Now that I have explained the basics of using Snowball, there are a few important things that you need to know. First, like any physical appliance, Snowball does have a capacity limit. In the United States, Snowball appliances come in two different sizes -- 50TB and 80TB. In other regions, Snowball appliances can accommodate 80TB of data.
In spite of the Snowball appliance's capacity limit, it is possible to transfer really big data sets. The transfer operation must be divided into a series of jobs, with each job corresponding to one Snowball appliance. Thus, transferring large datasets involves the use of multiple appliances. Keep in mind, however, that AWS' default service limit only allows an organization to possess one Snowball appliance at a time. It you need to use multiple appliance simulations, then you will need to contact AWS to make arrangements.
Perhaps the most significant obstacle to using Snowball is the requirement that data remain static during transfer operations. If the data is modified during the copy process, then the data is invalidated and cannot be copied to S3. This is obviously a significant issue because any data set that is large enough to warrant using Snowball is probably being actively used.

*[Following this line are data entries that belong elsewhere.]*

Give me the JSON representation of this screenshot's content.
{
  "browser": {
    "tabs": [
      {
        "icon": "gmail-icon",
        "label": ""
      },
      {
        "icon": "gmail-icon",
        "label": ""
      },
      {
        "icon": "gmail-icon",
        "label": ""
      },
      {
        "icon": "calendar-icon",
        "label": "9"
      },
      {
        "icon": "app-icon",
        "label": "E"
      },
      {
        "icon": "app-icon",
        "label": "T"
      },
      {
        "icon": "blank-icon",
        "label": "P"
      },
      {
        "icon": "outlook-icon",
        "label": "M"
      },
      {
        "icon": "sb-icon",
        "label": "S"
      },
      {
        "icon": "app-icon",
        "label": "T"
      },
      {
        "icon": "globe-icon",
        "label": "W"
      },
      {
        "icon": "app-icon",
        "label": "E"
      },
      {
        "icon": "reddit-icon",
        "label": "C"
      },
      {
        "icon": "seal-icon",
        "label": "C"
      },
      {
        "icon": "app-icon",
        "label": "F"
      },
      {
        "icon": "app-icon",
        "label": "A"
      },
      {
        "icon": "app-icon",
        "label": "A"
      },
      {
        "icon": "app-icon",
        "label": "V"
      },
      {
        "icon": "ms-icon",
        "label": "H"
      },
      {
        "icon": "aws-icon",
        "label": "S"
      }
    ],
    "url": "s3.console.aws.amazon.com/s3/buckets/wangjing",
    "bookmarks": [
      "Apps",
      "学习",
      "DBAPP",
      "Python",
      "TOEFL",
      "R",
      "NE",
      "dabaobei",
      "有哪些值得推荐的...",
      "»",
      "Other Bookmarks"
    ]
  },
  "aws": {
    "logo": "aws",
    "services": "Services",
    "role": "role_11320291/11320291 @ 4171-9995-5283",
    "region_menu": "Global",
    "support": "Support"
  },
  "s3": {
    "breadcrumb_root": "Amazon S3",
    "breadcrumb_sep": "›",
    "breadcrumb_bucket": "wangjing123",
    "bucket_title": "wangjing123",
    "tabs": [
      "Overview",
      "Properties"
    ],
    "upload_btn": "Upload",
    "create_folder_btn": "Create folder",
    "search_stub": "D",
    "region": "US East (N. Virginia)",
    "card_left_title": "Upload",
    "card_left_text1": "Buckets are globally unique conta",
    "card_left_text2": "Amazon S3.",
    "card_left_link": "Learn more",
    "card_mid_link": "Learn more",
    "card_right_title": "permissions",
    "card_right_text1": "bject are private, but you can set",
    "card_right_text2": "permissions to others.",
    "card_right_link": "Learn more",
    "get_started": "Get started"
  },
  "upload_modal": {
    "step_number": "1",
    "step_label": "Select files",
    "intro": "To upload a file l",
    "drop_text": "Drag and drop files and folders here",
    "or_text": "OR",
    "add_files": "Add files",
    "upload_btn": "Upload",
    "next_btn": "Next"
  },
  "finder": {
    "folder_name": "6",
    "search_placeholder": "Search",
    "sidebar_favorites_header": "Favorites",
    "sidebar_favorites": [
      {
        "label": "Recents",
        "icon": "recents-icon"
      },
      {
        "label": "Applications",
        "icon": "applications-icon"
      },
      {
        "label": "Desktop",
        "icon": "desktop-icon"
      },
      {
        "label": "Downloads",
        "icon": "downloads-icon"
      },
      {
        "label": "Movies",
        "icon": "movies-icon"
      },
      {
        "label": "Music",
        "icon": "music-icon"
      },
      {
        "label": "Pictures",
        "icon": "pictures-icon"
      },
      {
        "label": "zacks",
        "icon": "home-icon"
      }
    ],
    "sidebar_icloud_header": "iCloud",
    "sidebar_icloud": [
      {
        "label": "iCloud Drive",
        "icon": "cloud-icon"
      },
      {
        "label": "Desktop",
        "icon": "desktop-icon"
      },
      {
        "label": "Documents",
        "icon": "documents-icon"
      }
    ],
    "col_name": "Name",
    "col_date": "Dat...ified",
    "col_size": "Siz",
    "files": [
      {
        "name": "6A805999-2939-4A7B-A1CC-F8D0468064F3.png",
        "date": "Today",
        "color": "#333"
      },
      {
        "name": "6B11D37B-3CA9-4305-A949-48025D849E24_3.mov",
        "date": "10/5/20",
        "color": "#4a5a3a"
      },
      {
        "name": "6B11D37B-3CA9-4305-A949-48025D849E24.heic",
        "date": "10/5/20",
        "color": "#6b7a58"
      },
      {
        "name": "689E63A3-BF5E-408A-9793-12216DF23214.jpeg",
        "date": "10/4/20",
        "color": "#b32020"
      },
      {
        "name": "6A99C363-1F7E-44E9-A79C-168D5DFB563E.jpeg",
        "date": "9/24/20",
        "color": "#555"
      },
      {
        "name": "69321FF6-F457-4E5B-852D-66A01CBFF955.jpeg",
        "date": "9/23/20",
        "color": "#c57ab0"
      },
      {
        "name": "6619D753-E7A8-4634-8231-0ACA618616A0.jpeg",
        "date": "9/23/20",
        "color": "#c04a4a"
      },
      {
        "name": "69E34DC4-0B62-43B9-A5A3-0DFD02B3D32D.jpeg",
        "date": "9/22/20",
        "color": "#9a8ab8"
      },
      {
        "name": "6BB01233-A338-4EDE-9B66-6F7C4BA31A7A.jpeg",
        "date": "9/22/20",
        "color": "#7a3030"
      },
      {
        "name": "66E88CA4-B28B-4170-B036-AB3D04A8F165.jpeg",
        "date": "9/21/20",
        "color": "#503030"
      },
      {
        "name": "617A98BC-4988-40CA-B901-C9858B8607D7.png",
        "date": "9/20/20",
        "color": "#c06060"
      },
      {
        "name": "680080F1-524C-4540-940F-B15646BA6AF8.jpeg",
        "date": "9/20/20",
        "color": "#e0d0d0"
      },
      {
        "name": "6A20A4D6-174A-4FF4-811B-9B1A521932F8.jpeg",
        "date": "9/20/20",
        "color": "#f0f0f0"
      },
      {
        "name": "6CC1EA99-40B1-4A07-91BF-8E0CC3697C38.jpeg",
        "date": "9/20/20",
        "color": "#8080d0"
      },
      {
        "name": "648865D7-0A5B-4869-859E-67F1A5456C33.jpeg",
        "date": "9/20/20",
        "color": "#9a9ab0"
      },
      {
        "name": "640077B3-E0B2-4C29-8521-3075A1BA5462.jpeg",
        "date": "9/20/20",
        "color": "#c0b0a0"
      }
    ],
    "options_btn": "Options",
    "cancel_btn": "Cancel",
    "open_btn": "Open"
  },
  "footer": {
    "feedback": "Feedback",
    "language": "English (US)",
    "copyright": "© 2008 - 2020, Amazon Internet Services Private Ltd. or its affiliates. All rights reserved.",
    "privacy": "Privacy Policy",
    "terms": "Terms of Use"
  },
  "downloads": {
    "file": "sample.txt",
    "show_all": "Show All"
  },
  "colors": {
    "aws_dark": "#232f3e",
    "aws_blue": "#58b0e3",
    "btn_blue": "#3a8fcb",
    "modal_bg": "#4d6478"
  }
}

As such, organizations will either have to plan to take the workload offline for a period of time, or come up with a way to ensure that the data will not be modified during the transfer. For example, an organization might create a storage snapshot prior to copying data to Snowball.
This brings up another important point: Transferring data to Snowball requires the use of a workstation. AWS recommends that you use the data's local host as a workstation (for the purposes of the file transfer). The reason for this is that the network can become a serious bottleneck. It is possible to transfer data to Snowball over a network link, but large frames are not supported, which can further diminish performance.
Regardless of which computer you choose to use as a workstation, the workstation needs to have plenty of memory, processing power and throughput if it is to transfer the data efficiently.
As you can see, there are a number of logistical considerations that should be taken into account before you create a Snowball job. You will want to be sure to work out the details ahead of time, because there is a time limit of 90 days. AWS provides a number Snowball best practices here.
Brien Posey is a 16-time Microsoft MVP with decades of IT experience. As a freelance writer, Posey has written thousands of articles and contributed to several dozen books on a wide variety of IT topics. Prior to going freelance, Posey was a CIO for a national chain of hospitals and health care facilities. He has also served as a network administrator for some of the country's largest insurance companies and for the Department of Defense at Fort Knox. In addition to his continued work in IT, Posey has spent the last several years actively training as a commercial scientist-astronaut candidate in preparation to fly on a mission to study polar mesospheric clouds from space. You can follow his spaceflight training on his Web site at.